- **The problem**
Search each line below for the word "icon" and list those that contain it.

- **Data shown**
»»
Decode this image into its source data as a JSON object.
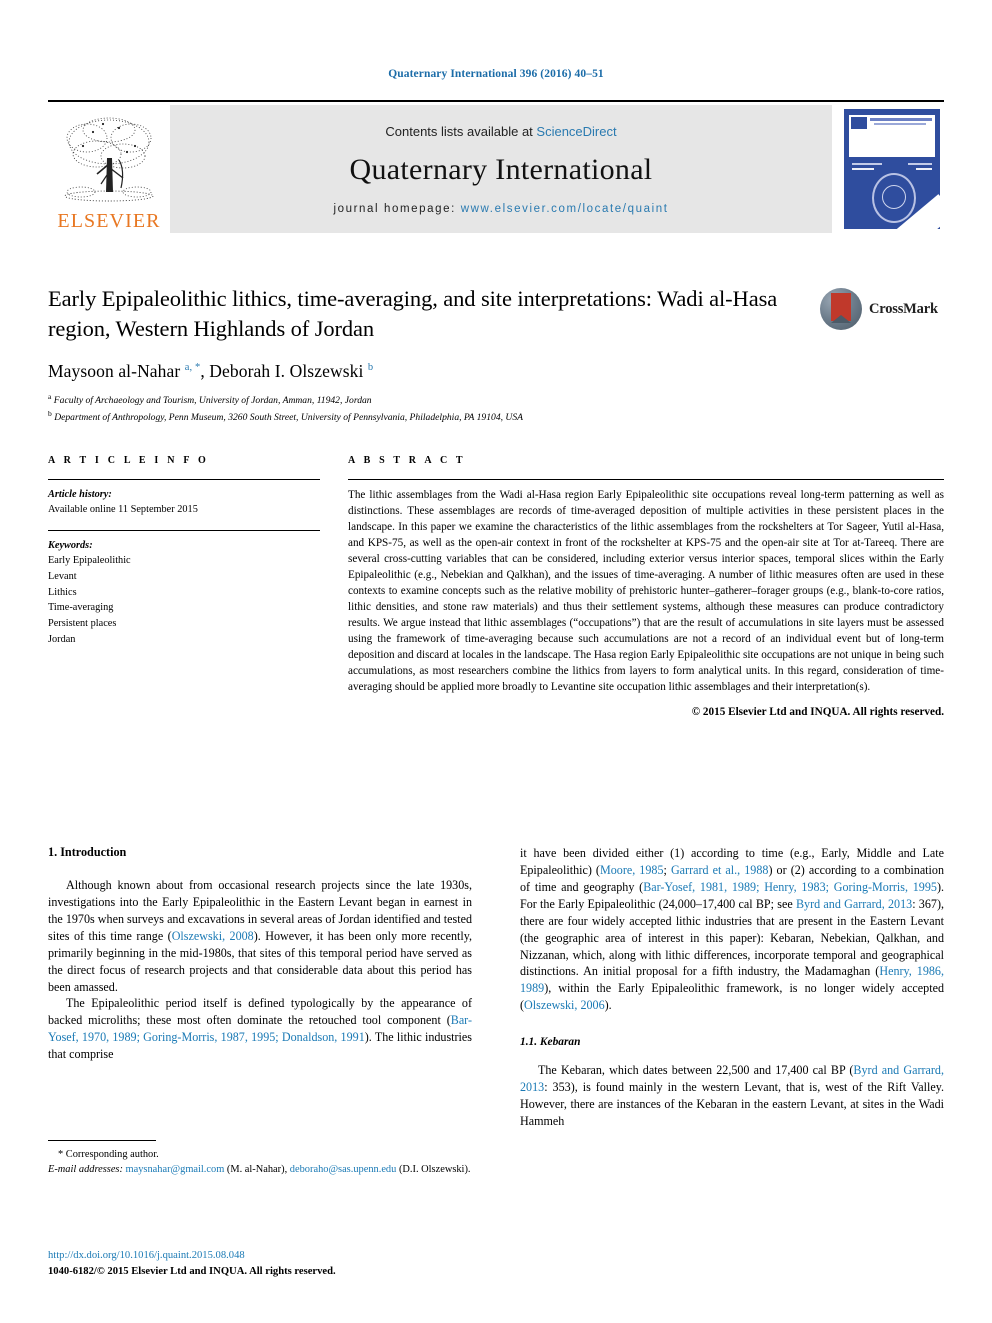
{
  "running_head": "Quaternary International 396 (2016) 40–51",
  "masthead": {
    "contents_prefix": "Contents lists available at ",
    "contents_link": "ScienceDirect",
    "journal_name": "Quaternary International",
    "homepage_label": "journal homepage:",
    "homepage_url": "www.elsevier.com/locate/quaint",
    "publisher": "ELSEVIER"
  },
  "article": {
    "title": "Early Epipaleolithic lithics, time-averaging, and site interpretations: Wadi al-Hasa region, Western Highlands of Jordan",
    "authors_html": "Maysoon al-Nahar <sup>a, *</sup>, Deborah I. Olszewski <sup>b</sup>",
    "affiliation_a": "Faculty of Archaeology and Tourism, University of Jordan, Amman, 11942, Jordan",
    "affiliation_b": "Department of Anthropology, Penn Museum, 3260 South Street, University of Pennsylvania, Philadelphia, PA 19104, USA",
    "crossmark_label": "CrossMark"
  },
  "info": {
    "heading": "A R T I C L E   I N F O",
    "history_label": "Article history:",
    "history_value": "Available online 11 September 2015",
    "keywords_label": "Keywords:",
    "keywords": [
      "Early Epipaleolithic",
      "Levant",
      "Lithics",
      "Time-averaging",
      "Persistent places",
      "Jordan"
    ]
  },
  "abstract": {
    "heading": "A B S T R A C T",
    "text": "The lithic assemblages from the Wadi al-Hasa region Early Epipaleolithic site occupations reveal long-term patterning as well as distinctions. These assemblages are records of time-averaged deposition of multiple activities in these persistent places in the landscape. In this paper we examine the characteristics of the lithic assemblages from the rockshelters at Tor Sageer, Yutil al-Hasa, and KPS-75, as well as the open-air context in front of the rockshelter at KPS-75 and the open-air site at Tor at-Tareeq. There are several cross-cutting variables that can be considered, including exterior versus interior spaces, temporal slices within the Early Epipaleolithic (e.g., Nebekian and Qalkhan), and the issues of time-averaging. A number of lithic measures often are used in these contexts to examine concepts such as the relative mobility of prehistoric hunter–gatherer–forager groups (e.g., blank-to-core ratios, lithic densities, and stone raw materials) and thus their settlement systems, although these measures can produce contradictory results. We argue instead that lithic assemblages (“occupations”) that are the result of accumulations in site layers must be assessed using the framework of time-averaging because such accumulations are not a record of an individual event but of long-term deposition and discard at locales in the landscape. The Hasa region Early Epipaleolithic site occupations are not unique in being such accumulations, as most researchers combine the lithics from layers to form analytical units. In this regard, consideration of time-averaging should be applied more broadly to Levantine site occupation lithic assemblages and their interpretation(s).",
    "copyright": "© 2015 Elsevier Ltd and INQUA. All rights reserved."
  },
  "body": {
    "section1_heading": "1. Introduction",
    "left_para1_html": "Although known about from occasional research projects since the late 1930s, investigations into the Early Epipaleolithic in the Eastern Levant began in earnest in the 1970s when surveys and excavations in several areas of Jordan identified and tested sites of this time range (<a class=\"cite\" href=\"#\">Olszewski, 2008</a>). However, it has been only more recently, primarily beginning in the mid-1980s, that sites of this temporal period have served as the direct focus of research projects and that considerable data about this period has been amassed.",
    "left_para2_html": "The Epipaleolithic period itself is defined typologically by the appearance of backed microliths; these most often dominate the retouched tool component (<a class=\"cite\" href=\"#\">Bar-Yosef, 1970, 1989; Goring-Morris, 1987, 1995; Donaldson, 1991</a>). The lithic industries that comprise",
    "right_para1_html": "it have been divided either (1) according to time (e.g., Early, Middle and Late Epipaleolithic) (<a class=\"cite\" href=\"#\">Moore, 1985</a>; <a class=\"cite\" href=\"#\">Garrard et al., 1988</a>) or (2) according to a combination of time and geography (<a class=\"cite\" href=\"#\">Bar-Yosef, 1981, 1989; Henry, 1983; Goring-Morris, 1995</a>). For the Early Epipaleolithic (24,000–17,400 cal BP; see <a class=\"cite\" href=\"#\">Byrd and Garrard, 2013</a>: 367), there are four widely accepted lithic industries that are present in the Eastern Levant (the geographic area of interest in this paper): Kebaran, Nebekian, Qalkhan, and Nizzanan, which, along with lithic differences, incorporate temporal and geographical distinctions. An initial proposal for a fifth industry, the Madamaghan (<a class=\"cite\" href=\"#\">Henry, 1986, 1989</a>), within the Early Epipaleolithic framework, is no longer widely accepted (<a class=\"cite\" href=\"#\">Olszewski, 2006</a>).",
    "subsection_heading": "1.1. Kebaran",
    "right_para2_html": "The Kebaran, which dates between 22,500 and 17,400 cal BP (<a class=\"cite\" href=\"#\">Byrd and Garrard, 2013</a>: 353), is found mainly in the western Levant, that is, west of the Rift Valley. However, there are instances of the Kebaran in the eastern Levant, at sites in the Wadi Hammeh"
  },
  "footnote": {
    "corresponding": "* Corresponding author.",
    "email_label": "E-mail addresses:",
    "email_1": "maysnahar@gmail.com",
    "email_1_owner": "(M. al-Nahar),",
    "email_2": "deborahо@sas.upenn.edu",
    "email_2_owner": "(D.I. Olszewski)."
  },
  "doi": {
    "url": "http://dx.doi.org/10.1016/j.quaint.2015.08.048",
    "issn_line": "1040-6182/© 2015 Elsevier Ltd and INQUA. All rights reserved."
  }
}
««
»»
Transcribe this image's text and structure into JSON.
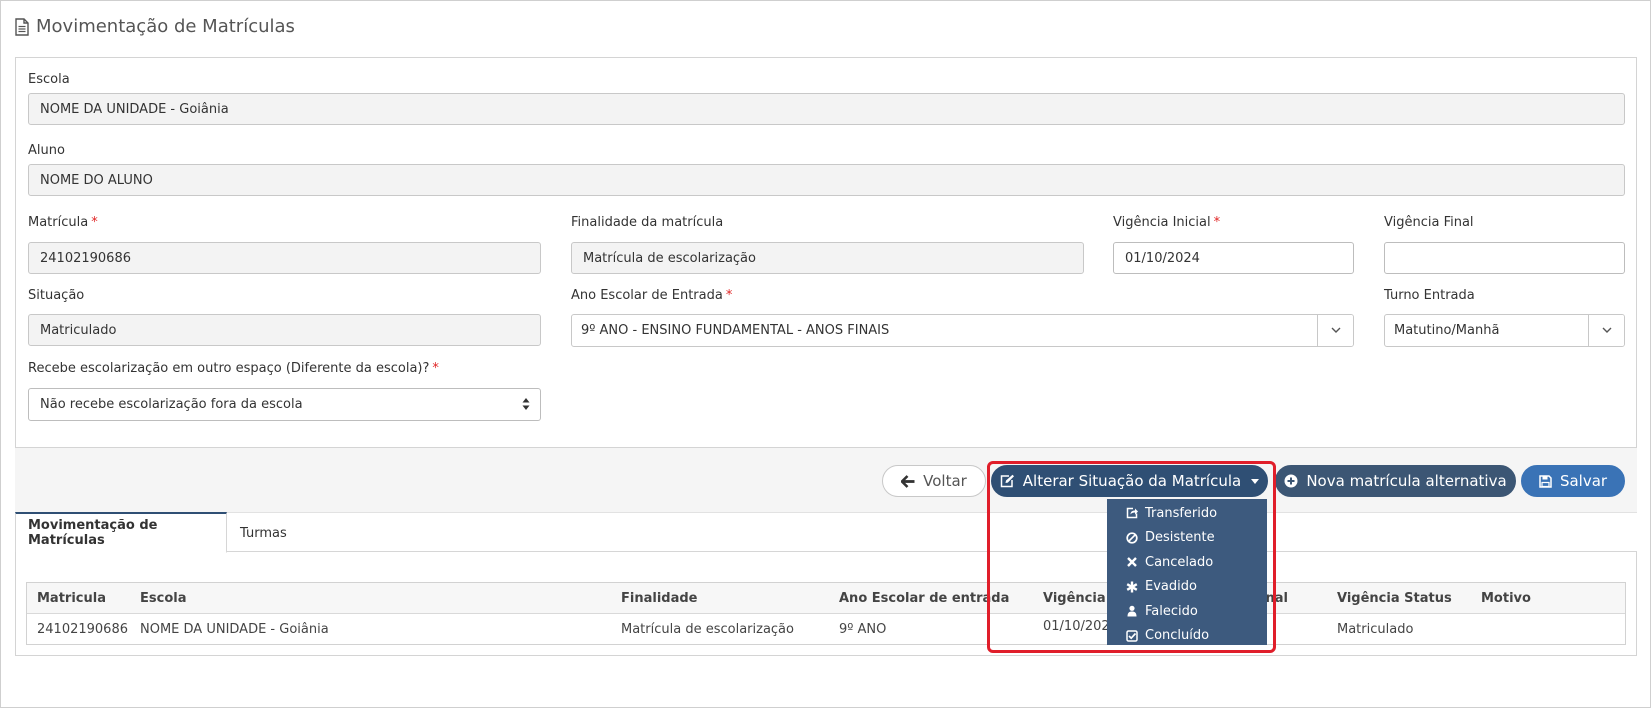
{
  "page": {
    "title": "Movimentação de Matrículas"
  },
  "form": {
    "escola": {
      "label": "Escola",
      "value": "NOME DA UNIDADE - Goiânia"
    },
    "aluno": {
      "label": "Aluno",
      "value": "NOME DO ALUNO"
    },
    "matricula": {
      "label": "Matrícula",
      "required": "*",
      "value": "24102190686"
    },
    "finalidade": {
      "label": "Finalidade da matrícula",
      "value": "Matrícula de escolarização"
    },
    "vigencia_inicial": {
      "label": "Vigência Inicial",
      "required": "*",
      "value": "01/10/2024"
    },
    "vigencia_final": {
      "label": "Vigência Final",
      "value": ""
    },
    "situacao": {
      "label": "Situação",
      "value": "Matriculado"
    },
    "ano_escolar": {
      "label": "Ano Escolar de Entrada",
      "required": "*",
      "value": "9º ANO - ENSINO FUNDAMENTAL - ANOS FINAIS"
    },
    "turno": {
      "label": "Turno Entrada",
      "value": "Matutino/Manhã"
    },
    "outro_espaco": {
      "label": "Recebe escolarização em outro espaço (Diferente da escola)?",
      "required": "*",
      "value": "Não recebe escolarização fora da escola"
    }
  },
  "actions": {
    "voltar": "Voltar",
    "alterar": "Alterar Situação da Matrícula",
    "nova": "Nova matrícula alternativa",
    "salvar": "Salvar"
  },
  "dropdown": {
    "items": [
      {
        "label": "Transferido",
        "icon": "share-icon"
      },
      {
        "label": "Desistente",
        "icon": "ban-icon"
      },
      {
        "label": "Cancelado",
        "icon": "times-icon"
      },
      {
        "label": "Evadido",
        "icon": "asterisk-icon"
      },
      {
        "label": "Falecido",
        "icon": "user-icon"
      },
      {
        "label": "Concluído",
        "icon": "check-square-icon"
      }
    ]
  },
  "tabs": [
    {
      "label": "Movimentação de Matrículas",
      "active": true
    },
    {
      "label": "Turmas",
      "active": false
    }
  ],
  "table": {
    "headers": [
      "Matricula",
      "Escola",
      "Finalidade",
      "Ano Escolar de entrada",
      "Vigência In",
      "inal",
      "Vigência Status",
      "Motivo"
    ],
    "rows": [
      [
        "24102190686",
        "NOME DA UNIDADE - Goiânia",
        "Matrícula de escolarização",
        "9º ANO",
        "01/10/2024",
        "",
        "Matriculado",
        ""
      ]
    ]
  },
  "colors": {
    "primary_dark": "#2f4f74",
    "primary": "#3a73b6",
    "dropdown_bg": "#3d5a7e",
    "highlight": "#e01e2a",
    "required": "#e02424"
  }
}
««
- **Solved exercise**
        "icon": "share-icon"
        "icon": "ban-icon"
        "icon": "times-icon"
        "icon": "asterisk-icon"
        "icon": "user-icon"
        "icon": "check-square-icon"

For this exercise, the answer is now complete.